#### DATA SHOWN
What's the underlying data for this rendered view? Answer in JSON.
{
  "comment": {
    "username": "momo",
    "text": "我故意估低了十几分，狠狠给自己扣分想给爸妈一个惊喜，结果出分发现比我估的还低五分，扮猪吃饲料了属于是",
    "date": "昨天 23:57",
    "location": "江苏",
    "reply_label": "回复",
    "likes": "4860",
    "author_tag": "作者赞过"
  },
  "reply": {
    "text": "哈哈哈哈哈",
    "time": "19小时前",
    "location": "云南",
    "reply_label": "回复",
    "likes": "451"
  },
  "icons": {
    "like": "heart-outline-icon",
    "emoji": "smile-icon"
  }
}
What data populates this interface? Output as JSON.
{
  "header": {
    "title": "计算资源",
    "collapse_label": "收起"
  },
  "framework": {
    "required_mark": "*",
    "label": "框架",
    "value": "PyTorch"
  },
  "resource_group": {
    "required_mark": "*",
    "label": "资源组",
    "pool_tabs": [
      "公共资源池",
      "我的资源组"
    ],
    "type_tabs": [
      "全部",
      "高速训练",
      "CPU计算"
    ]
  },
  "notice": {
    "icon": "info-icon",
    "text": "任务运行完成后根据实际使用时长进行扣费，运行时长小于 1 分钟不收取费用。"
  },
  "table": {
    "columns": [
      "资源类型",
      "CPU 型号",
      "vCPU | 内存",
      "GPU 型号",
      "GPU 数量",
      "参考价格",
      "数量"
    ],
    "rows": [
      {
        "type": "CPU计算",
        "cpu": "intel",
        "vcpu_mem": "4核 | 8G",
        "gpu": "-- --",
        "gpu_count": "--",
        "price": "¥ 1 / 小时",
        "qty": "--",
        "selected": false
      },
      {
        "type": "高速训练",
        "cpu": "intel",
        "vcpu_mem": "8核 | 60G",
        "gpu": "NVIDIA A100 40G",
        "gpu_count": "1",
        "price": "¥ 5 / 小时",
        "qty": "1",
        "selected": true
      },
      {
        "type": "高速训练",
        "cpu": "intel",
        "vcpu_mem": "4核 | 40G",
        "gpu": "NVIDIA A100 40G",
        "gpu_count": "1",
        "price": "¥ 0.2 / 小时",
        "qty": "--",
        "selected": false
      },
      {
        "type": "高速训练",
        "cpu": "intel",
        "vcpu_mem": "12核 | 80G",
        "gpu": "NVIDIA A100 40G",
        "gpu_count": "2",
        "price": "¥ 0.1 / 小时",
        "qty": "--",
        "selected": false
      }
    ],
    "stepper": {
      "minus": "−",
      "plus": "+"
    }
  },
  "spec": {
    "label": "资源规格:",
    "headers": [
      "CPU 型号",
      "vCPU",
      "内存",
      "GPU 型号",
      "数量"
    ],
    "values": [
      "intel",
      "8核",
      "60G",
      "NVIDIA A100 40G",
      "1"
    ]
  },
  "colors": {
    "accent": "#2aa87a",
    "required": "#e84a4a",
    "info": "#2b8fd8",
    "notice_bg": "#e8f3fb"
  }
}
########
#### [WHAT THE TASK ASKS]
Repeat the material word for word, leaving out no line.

#### [RESULT]
What's the underlying data for this rendered view? Answer in JSON.
{
  "comment": {
    "username": "momo",
    "text": "我故意估低了十几分，狠狠给自己扣分想给爸妈一个惊喜，结果出分发现比我估的还低五分，扮猪吃饲料了属于是",
    "date": "昨天 23:57",
    "location": "江苏",
    "reply_label": "回复",
    "likes": "4860",
    "author_tag": "作者赞过"
  },
  "reply": {
    "text": "哈哈哈哈哈",
    "time": "19小时前",
    "location": "云南",
    "reply_label": "回复",
    "likes": "451"
  },
  "icons": {
    "like": "heart-outline-icon",
    "emoji": "smile-icon"
  }
}
What data populates this interface? Output as JSON.
{
  "header": {
    "title": "计算资源",
    "collapse_label": "收起"
  },
  "framework": {
    "required_mark": "*",
    "label": "框架",
    "value": "PyTorch"
  },
  "resource_group": {
    "required_mark": "*",
    "label": "资源组",
    "pool_tabs": [
      "公共资源池",
      "我的资源组"
    ],
    "type_tabs": [
      "全部",
      "高速训练",
      "CPU计算"
    ]
  },
  "notice": {
    "icon": "info-icon",
    "text": "任务运行完成后根据实际使用时长进行扣费，运行时长小于 1 分钟不收取费用。"
  },
  "table": {
    "columns": [
      "资源类型",
      "CPU 型号",
      "vCPU | 内存",
      "GPU 型号",
      "GPU 数量",
      "参考价格",
      "数量"
    ],
    "rows": [
      {
        "type": "CPU计算",
        "cpu": "intel",
        "vcpu_mem": "4核 | 8G",
        "gpu": "-- --",
        "gpu_count": "--",
        "price": "¥ 1 / 小时",
        "qty": "--",
        "selected": false
      },
      {
        "type": "高速训练",
        "cpu": "intel",
        "vcpu_mem": "8核 | 60G",
        "gpu": "NVIDIA A100 40G",
        "gpu_count": "1",
        "price": "¥ 5 / 小时",
        "qty": "1",
        "selected": true
      },
      {
        "type": "高速训练",
        "cpu": "intel",
        "vcpu_mem": "4核 | 40G",
        "gpu": "NVIDIA A100 40G",
        "gpu_count": "1",
        "price": "¥ 0.2 / 小时",
        "qty": "--",
        "selected": false
      },
      {
        "type": "高速训练",
        "cpu": "intel",
        "vcpu_mem": "12核 | 80G",
        "gpu": "NVIDIA A100 40G",
        "gpu_count": "2",
        "price": "¥ 0.1 / 小时",
        "qty": "--",
        "selected": false
      }
    ],
    "stepper": {
      "minus": "−",
      "plus": "+"
    }
  },
  "spec": {
    "label": "资源规格:",
    "headers": [
      "CPU 型号",
      "vCPU",
      "内存",
      "GPU 型号",
      "数量"
    ],
    "values": [
      "intel",
      "8核",
      "60G",
      "NVIDIA A100 40G",
      "1"
    ]
  },
  "colors": {
    "accent": "#2aa87a",
    "required": "#e84a4a",
    "info": "#2b8fd8",
    "notice_bg": "#e8f3fb"
  }
}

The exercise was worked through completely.